> TASK BRIEF: Each entry that follows should be retyped exactly.

> INPUT DATA:
------------------------

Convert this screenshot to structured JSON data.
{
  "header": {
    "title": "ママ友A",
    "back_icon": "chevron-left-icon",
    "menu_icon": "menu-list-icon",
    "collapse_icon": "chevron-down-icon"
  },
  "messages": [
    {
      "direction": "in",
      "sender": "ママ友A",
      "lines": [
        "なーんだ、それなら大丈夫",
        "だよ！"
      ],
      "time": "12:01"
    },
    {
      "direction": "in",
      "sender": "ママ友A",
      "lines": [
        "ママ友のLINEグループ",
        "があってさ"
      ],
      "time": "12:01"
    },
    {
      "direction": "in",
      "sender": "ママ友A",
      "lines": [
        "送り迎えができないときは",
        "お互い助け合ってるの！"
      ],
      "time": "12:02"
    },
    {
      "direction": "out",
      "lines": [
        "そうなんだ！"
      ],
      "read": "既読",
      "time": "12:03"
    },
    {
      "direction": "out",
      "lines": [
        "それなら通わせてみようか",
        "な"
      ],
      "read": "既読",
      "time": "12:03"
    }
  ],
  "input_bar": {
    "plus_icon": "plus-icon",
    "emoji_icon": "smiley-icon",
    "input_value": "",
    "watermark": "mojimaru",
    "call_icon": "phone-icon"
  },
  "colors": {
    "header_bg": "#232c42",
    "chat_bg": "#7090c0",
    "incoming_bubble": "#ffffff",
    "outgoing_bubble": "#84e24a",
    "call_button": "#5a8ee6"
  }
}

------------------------

> ANSWER BOX:
Convert this screenshot to structured JSON data.
{
  "header": {
    "title": "ママ友A",
    "back_icon": "chevron-left-icon",
    "menu_icon": "menu-list-icon",
    "collapse_icon": "chevron-down-icon"
  },
  "messages": [
    {
      "direction": "in",
      "sender": "ママ友A",
      "lines": [
        "なーんだ、それなら大丈夫",
        "だよ！"
      ],
      "time": "12:01"
    },
    {
      "direction": "in",
      "sender": "ママ友A",
      "lines": [
        "ママ友のLINEグループ",
        "があってさ"
      ],
      "time": "12:01"
    },
    {
      "direction": "in",
      "sender": "ママ友A",
      "lines": [
        "送り迎えができないときは",
        "お互い助け合ってるの！"
      ],
      "time": "12:02"
    },
    {
      "direction": "out",
      "lines": [
        "そうなんだ！"
      ],
      "read": "既読",
      "time": "12:03"
    },
    {
      "direction": "out",
      "lines": [
        "それなら通わせてみようか",
        "な"
      ],
      "read": "既読",
      "time": "12:03"
    }
  ],
  "input_bar": {
    "plus_icon": "plus-icon",
    "emoji_icon": "smiley-icon",
    "input_value": "",
    "watermark": "mojimaru",
    "call_icon": "phone-icon"
  },
  "colors": {
    "header_bg": "#232c42",
    "chat_bg": "#7090c0",
    "incoming_bubble": "#ffffff",
    "outgoing_bubble": "#84e24a",
    "call_button": "#5a8ee6"
  }
}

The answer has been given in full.